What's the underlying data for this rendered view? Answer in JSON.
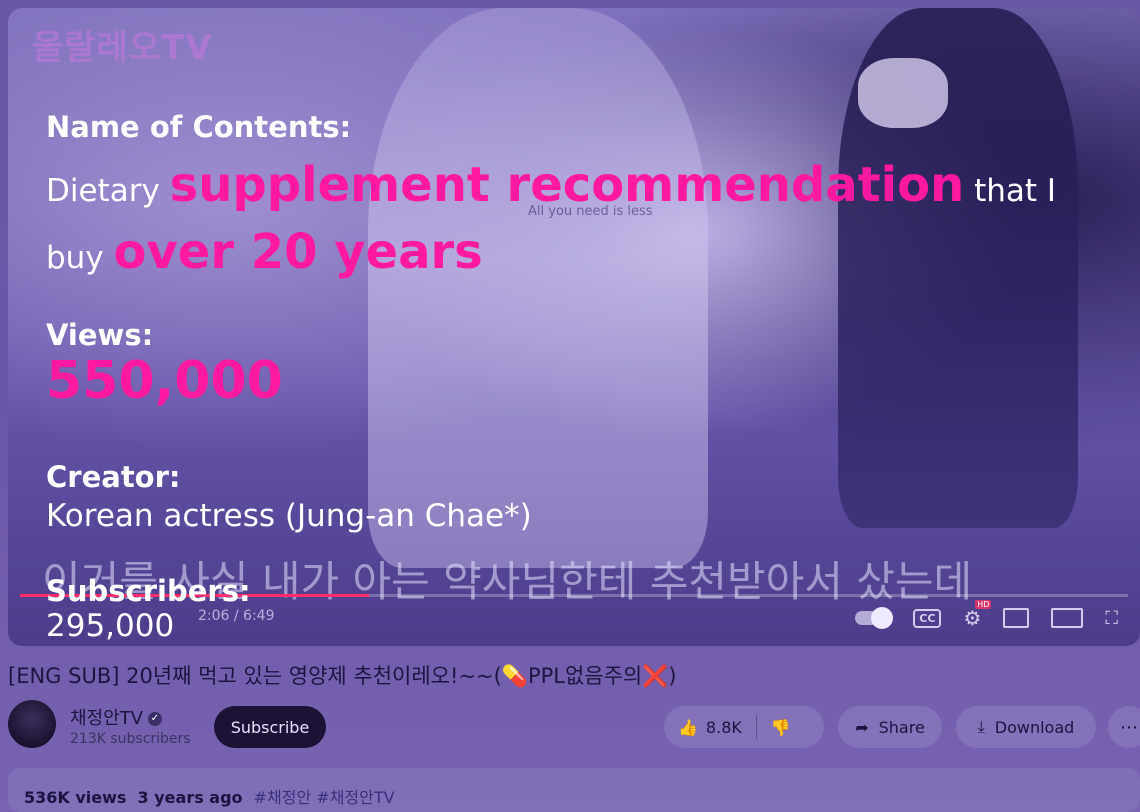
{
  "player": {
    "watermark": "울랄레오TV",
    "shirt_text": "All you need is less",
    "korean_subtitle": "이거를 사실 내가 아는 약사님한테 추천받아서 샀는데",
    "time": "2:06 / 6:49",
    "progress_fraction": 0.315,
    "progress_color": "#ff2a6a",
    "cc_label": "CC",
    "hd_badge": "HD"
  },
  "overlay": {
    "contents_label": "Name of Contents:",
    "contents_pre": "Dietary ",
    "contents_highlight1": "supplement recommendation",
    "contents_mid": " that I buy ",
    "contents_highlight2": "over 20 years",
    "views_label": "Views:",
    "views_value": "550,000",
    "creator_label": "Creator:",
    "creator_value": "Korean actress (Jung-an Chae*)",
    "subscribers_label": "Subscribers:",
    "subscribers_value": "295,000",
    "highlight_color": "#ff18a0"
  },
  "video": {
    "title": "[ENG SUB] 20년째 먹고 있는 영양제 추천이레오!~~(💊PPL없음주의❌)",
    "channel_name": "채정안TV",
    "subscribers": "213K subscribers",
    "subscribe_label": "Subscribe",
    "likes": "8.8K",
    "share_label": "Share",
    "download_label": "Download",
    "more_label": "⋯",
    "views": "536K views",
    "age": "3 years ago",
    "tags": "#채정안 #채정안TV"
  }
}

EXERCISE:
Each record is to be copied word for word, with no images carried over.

ANSWER TO THE EXERCISE:
What's the underlying data for this rendered view? Answer in JSON.
{
  "player": {
    "watermark": "울랄레오TV",
    "shirt_text": "All you need is less",
    "korean_subtitle": "이거를 사실 내가 아는 약사님한테 추천받아서 샀는데",
    "time": "2:06 / 6:49",
    "progress_fraction": 0.315,
    "progress_color": "#ff2a6a",
    "cc_label": "CC",
    "hd_badge": "HD"
  },
  "overlay": {
    "contents_label": "Name of Contents:",
    "contents_pre": "Dietary ",
    "contents_highlight1": "supplement recommendation",
    "contents_mid": " that I buy ",
    "contents_highlight2": "over 20 years",
    "views_label": "Views:",
    "views_value": "550,000",
    "creator_label": "Creator:",
    "creator_value": "Korean actress (Jung-an Chae*)",
    "subscribers_label": "Subscribers:",
    "subscribers_value": "295,000",
    "highlight_color": "#ff18a0"
  },
  "video": {
    "title": "[ENG SUB] 20년째 먹고 있는 영양제 추천이레오!~~(💊PPL없음주의❌)",
    "channel_name": "채정안TV",
    "subscribers": "213K subscribers",
    "subscribe_label": "Subscribe",
    "likes": "8.8K",
    "share_label": "Share",
    "download_label": "Download",
    "more_label": "⋯",
    "views": "536K views",
    "age": "3 years ago",
    "tags": "#채정안 #채정안TV"
  }
}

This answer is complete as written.